- [Problem description] The answer should be each line of the records that contains the word "practices"; please copy them all.

- [Data to process]
>>>>
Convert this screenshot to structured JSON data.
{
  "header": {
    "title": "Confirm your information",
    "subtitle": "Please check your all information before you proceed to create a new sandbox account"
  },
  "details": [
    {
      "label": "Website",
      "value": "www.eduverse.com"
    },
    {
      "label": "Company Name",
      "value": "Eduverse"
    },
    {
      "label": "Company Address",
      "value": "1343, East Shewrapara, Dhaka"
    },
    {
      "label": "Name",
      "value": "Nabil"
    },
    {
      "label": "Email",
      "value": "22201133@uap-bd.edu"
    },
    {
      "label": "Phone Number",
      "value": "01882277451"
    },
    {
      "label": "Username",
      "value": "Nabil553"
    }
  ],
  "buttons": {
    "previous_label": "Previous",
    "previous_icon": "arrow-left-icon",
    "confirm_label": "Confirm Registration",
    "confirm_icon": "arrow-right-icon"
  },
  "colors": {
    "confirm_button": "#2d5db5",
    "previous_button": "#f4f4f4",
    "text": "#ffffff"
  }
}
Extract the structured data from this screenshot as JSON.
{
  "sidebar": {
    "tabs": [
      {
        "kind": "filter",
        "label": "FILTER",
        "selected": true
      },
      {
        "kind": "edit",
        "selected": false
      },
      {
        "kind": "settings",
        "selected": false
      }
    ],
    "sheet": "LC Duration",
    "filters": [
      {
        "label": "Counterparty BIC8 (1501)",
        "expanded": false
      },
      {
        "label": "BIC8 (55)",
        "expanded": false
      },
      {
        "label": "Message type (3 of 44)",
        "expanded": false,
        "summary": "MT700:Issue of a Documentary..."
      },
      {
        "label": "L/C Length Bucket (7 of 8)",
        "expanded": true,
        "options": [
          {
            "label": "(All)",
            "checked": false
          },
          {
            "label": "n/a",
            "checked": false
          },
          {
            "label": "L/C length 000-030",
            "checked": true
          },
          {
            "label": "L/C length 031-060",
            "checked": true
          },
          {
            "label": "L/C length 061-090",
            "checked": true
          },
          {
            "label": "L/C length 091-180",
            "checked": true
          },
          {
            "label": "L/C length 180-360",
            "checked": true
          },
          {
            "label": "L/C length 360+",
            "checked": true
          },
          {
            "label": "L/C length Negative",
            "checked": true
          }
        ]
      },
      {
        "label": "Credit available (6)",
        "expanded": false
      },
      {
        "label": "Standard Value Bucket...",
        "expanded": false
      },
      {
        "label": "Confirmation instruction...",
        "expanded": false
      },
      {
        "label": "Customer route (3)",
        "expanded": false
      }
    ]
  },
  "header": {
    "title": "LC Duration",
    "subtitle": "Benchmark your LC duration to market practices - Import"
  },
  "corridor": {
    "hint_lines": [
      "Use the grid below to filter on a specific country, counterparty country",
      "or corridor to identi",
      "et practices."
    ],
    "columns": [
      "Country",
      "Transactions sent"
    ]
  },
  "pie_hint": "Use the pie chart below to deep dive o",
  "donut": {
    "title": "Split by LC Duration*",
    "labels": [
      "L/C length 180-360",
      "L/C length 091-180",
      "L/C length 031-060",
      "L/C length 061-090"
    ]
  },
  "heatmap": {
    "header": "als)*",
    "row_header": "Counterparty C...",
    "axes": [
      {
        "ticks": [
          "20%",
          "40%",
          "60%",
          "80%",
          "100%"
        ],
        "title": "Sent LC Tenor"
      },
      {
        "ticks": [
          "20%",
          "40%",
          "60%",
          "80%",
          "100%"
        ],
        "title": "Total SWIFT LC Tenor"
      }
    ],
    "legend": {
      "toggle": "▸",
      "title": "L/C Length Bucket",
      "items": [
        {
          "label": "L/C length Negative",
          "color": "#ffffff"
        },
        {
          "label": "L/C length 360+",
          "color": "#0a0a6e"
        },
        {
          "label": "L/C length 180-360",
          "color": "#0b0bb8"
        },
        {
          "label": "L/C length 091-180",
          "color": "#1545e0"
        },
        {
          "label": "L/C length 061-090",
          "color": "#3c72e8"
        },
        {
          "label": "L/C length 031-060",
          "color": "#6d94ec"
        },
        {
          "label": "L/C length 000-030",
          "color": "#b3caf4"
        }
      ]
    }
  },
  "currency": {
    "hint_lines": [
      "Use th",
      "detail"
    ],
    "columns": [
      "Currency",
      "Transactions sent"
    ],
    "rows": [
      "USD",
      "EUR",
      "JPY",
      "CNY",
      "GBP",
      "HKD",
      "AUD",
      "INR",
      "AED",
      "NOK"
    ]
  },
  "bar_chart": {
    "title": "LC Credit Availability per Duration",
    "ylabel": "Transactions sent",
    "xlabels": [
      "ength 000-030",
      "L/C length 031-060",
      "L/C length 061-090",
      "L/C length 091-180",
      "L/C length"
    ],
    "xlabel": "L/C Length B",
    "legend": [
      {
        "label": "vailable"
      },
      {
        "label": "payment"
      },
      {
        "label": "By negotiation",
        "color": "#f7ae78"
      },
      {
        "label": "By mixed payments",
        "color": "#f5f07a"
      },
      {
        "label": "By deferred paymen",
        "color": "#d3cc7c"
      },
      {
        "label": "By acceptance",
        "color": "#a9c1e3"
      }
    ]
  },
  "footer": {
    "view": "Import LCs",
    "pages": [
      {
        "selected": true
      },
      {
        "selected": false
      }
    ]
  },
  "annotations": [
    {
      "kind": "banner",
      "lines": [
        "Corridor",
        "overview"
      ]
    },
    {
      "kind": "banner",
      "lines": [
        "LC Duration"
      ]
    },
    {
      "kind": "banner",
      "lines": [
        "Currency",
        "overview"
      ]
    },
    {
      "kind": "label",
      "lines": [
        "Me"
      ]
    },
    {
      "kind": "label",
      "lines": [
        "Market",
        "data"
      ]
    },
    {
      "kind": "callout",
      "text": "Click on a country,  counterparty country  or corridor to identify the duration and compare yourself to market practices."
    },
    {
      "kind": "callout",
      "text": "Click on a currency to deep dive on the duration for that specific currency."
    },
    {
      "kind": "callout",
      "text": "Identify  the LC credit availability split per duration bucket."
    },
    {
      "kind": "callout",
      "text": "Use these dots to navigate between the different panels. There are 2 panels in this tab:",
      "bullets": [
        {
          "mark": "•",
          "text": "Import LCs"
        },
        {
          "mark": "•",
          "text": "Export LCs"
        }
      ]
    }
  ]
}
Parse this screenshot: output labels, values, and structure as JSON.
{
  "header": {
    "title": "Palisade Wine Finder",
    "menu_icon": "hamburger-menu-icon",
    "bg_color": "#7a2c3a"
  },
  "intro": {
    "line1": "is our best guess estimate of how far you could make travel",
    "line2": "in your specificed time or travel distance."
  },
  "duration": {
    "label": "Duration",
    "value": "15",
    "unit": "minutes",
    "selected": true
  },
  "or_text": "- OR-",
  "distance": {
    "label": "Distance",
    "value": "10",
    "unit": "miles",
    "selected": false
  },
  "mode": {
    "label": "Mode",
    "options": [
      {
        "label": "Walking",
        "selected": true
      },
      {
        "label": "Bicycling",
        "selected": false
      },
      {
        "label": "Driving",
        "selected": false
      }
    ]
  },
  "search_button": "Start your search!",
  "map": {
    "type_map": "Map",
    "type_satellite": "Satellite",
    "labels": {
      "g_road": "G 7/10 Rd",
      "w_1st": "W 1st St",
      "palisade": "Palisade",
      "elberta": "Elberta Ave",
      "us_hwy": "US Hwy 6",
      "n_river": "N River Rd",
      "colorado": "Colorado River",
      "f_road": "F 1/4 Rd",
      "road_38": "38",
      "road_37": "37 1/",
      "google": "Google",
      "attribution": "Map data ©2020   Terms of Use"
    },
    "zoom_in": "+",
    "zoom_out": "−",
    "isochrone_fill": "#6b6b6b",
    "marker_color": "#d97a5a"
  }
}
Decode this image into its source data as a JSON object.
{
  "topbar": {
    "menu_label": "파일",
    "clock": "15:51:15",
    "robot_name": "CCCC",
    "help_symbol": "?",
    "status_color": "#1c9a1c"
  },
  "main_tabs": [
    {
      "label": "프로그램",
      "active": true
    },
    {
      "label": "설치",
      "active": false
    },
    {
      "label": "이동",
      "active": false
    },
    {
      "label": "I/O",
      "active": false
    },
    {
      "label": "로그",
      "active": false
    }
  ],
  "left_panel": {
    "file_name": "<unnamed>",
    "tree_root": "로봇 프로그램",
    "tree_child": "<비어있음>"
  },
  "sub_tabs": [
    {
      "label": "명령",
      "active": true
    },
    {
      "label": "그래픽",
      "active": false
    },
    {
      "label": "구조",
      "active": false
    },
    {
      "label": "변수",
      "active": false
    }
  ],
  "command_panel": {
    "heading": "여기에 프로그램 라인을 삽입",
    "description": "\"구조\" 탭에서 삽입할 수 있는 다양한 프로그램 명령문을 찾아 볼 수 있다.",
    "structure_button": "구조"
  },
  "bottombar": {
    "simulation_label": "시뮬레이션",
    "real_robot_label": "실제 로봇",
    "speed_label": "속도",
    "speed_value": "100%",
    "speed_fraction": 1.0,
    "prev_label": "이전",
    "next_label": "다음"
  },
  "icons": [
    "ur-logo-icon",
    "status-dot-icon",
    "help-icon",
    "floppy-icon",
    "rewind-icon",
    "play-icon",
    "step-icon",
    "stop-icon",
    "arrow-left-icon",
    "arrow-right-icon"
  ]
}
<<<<
- [Problem solution]
    "subtitle": "Benchmark your LC duration to market practices - Import"
      "et practices."
      "text": "Click on a country,  counterparty country  or corridor to identify the duration and compare yourself to market practices."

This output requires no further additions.